|Mar-17-06|| ||Sneaky: What a great illustration of the Colle system by Mr. Colle himself.|
|Mar-18-06|| ||Timothy Glenn Forney: Back before I ever read an opening book or even knew what an Opening was,This is how I would open, it made the most sense to me as a beginner,but I changed to e4 at the advice of a mentor.I have a book by Soltis on this opening one of my first books,but I've never read it.I'm thinking about trying it out again for fun.|
|Apr-18-06|| ||Deefstes: I'm actually starting to like Edward Colle.
I'm curious though, why would Colle have chosen to sac the Bishop (16.Bxh7+) before exchanging Bishop and Knight? It just seems to me that exchanging the Bishop and Knight first is more forcing. Am I missing something?
|Aug-07-07|| ||Timothy Glenn Forney: <Deffstes>Your move is good,but the text is the best per shredder 10 (16.Bxh7+)|
|Aug-07-07|| ||paul1959: After 16 Bxf6 Bxf6 17 Bxh7+ Kf8! Black trheatens both Bxe5 and g6 with an unclear result. After Colle`s Bxh7+ , 16...Kf8 is followed by 17 Bd3 and White has won a pawn and keeps the attack .|
|Aug-09-07|| ||Timothy Glenn Forney: Yes the classic bishop sac,I wonder who was the first to do it.|
|May-03-08|| ||Cibator: Black of course co-operated far too readily, with his passive opening play.|
|May-03-08|| ||Guguni: 15...Bd7 looks like an obvious mistake to me bringing a quick defeat. Instead the black had a perfectly OK game by developing the bishop to b7 and exchanging the rooks later on.|
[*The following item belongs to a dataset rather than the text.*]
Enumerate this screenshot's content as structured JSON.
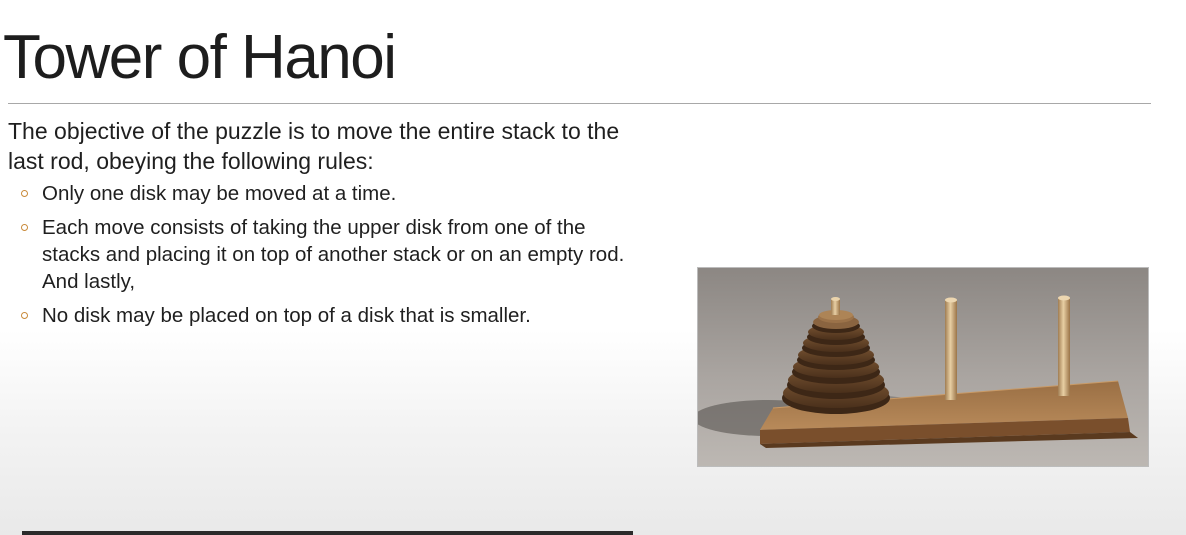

|May-03-08|| ||al wazir: Black's resignation might have been a tad hasty: 20...Bg5 21. Qg6+ (21. Rh3+ Bh6 22. Qg6+ Kg8 23. Rxh6 Qxe5) Kg8 22. Qxg5 Bb5 23. Rxd8+ Rxd8.|
I would have played on a few more moves.
|May-03-08|| ||RandomVisitor: white is threatening Rh3+ and after 20.Rd3 all black responses lead to mate in 6 or fewer moves (other than 20...Qc4, which drops the queen)|
|May-03-08|| ||Jimfromprovidence: Either 12...h6 or 13...h6 looks perfectly OK for black.|
|May-03-08|| ||Manic: <al wazir> You missed 20...Bg5 21.Rh3+ Bh6 22.Rxh6+ Kxh6 23.Qg6#|
|May-03-08|| ||mistreaver: <Yes the classic bishop sac,I wonder who was the first to do it.>
I think it was Greco who played Bxh7 sacrifice first.|
|May-03-08|| ||DarthStapler: Or at least that was the first recorded instance of it|
|May-03-08|| ||Knight to f6: Great game, though as usual the cooperation of the opponent was required for Colle to win. As soon as I saw that rook opposition I could see what was coming (however, I thought White would try to win the rook). |
By the way, wasn't Berger an endgame composer?
|May-03-08|| ||kevin86: A run-of-the-mill BxP+ KxB N-N5+ ending (actually white employed a TWO bishop sac) and it worked well.|
Just think-despite the feminine name,the Lassie dogs were all male-so couldn't they all be called :Collie-sons? (No relation to Nick Collison-NBA player).
|May-03-08|| ||playground player: Epitaph for the Polish General Staff, 1939: "It takes two to make a blitzkrieg."|
|May-03-08|| ||ajile: I used to play this also when I first started playing chess. Black can equalize pretty easily though with accurate play. One idea is for Black to play g6 and Bg7 since many of White's attacking ideas hinge on the d3-h7 diagonal.|
|May-04-08|| ||al wazir: <Manic: You missed 20...Bg5 21.Rh3+ Bh6 22.Rxh6+ Kxh6 23.Qg6#>|
I guess the resignation was timely. Thanks.
|Jun-02-08|| ||patzer2: Well 16. Bxh7+! is a winning demolition sacrifice after 16. Bxh7+! Kxh7 17. Bxf6 Bxf6? 18. Qh5+! .|
However, with the improvement 17...Be8!, Black, being only a pawn down, is not yet lost and has survival chances after 17...Be8 18. Bxe7 Qxe7 .